First Jewish Film Festival in Birmingham

This Chanukah, the Levite Jewish Community Center hopes members will give themselves the gift of film as it hosts the first annual Birmingham Jewish Community Film Festival during Chanukah, Dec. 4 and 5.

“We have a very unique, high-quality Jewish community in the Birmingham area. We have very strong agencies, organizations as well as institutions to help involve and unite us,” said Rabbi Ira Flax, Jewish Educator at the LJCC and one of the film festival’s lead organizers, along with LJCC Adult and Senior Programming Director Mindy Cohen.

“We personally love quality films and thought it would be nice to unite many folks from the Jewish community for a social gathering without an agenda. This is something that is fun and enjoyable — a great reason for us to get together as Jews and also celebrate the Chanukah holiday,” added Flax.

The festival kicks off at 7 p.m. on Dec. 4 with the Israeli film “Noodle.” The story is about Miri, a flight attendant who returns home and is asked to watch her Chinese housekeeper’s young son while the housekeeper runs an errand. When the housekeeper fails to return, Miri and her co-workers make it their mission to reunite the two. Miri herself is a two-time war widow with a bleak view of life, but finds purpose in this mission.
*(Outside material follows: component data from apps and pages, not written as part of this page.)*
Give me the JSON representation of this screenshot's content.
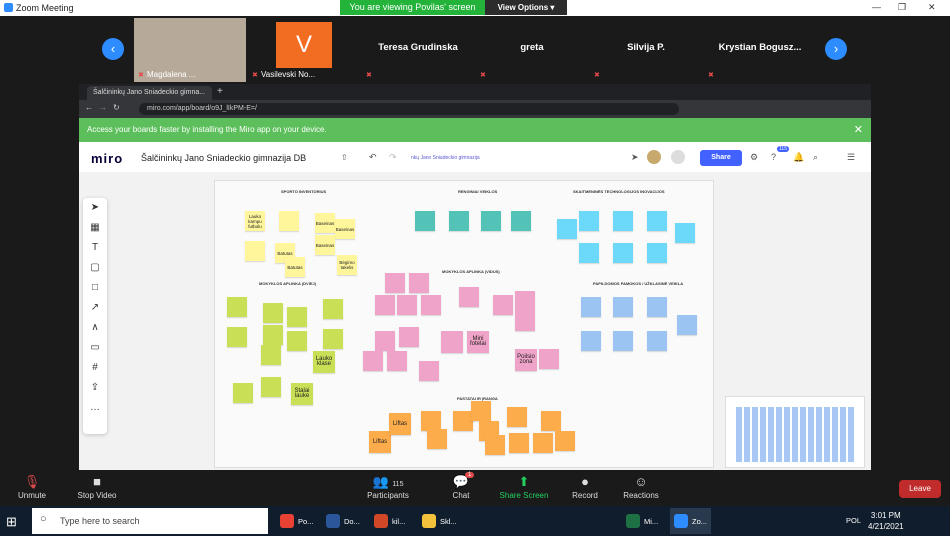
{
  "zoom": {
    "window_title": "Zoom Meeting",
    "viewing_banner": "You are viewing Povilas' screen",
    "view_options": "View Options",
    "participants": [
      {
        "name": "Magdalena ..."
      },
      {
        "name": "Vasilevski No...",
        "initial": "V"
      },
      {
        "name": "Teresa Grudinska"
      },
      {
        "name": "greta"
      },
      {
        "name": "Silvija P."
      },
      {
        "name": "Krystian Bogusz..."
      }
    ],
    "toolbar": {
      "unmute": "Unmute",
      "stop_video": "Stop Video",
      "participants": "Participants",
      "participants_count": "115",
      "chat": "Chat",
      "chat_badge": "1",
      "share": "Share Screen",
      "record": "Record",
      "reactions": "Reactions",
      "leave": "Leave"
    }
  },
  "browser": {
    "tab_title": "Šalčininkų Jano Sniadeckio gimna...",
    "url": "miro.com/app/board/o9J_lIkPM-E=/",
    "banner": "Access your boards faster by installing the Miro app on your device.",
    "banner_link": "installing the Miro app"
  },
  "miro": {
    "logo": "miro",
    "board_name": "Šalčininkų Jano Sniadeckio gimnazija DB",
    "breadcrumb": "nkų Jano Sniadeckio gimnazija",
    "share": "Share",
    "badge": "115",
    "groups": {
      "sport": "SPORTO INVENTORIUS",
      "renginiai": "RENGINIAI VEIKLOS",
      "skaitmenines": "SKAITMENINĖS TECHNOLOGIJOS INOVACIJOS",
      "aplinka": "MOKYKLOS APLINKA (DVIEJ)",
      "mokyklos_aplinka_vidus": "MOKYKLOS APLINKA (VIDUS)",
      "papildomos": "PAPILDOMOS PAMOKOS / UŽKLASINĖ VEIKLA",
      "pastatai": "PASTATAI IR ĮRANGA"
    },
    "notes": {
      "lauko_kamp": "Lauko kampu futbolu",
      "batutas1": "Batutas",
      "batutas2": "Batutas",
      "baseinas1": "Baseinas",
      "baseinas2": "Baseinas",
      "baseinas3": "Baseinas",
      "begimo": "Bėgimo takelis",
      "lauko_klase": "Lauko klase",
      "stalai": "Stalai lauke",
      "mini_futbol": "Mini futbolo",
      "poilsio": "Poilsio zona",
      "mini_fotel": "Mini fotelai",
      "liftas1": "Liftas",
      "liftas2": "Liftas",
      "patalpos": "Paplildomos klasės"
    }
  },
  "taskbar": {
    "search_placeholder": "Type here to search",
    "apps": [
      "Po...",
      "Do...",
      "kil...",
      "Skl...",
      "Mi...",
      "Zo..."
    ],
    "time": "3:01 PM",
    "date": "4/21/2021",
    "lang": "POL"
  }
}
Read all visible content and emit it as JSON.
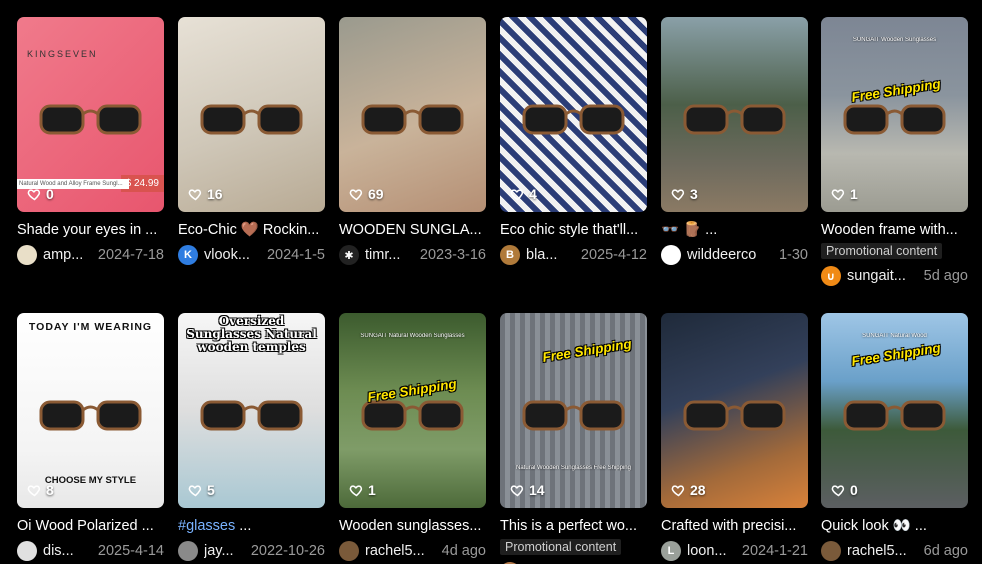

At 9:30 p.m., the evening gets even bigger with “A Matter of Size.” Directed and written by Sharon Maymon, “A Matter of Size” is about a group of hefty people from the Israeli city of Ramla who are fed up with the sanctity of the diets and the “Dictatorship of Thinness” of the diet workshop they participate in.

They leave it and discover the world of sumo wrestling, where they feel fat people are honored as well as appreciated. The comedy came out in 2009 and was nominated for an Academy Award for Best Foreign Film.

On Dec. 5  aat 11:30 a.m., the festival continues with “Surviving Hitler: A Love Story.” Written and directed by John-Keith Wasson, the documentary centers on Jutta, a German girl who founds out when she turns 15 that her mother was Jewish. She was labeled a half-Jew and enemy of the state according to the Nuremberg race laws.

Jutta meets and falls in love with a young German soldier, Helmuth. A few years later they marry and she encourages him to join the German resistance against Hitler and the Nazis. Their love story and family story enjoys a happy ending at the end of the war. Helmuth was an amateur cinematographer and was able to capture some very rare, close-up footage never before seen.

“Surviving Hitler: A Love Story” was featured at the annual Sidewalk Film Festival in Birmingham back in September.

At 1 p.m., the next feature will be “Ajami,” another Israeli film that was nominated for Best Foreign Film in the 2010 Academy Awards. Named for the religiously mixed community of Muslims, Jews and Christians in Tel Aviv, the movie tells of life in the area through five unique stories and perspectives.

There will be a Chanukah party at the LJCC at 3 p.m., at which latkes can be purchased. After the break, attendees can choose from “Jews and Baseball: An American Love Story,” which was the subject of last month’s Beholder’s Eye column in Southern Jewish Life, or two shorter feature films in one block — “Circumcise Me” and “Matzo and Mistletoe.”

“Jews and Baseball” celebrates the contributions of Jewish major leaguers and the special meaning that America’s pastime has had in the lives of Jews. Directed by Peter Miller, written by Ira Berkow and narrated by Dustin Hoffman, the movie presents insight, footage and interviews about Jewish baseball greats including Detroit Tigers Hall of Fame outfielder Hank Greenberg and Dodgers Hall of Fame Pitcher Sandy Koufax.

It also features great Jewish players of today, including outfielder Shawn Green and catcher Brad Ausmus. Interesting perspective also comes from the story of Elliott Maddox, an African-American Mets outfielder in the 1970s who fell in love with Judaism and converted.

That is also what Joseph (now Yisrael) Campbell did years ago. The Philadelphia native converted to Judaism and today lives an Orthodox life in both the U.S. and Jerusalem. His unique story, decisions and observations inspire his stand-up act along with this documentary featuring him – “Circumcise Me.” Some have called Campbell the “Matisyahu of Comedy.”

The film is about 45 minutes, as is “Matzo and Mistletoe.” Another documentary, the movie explores what it is to be a secular Jew and how the outside world views the Jewish people.

Tickets to each screening are $10, except for “Surviving Hitler,” which is $8. A festival pass is also available for $40.

The Birmingham Jewish Film Festival is sponsored by the LJCC, Knesseth Israel, Birmingham Hadassah, the Birmingham Jewish Foundation and the Epsman Center for Creative Expression.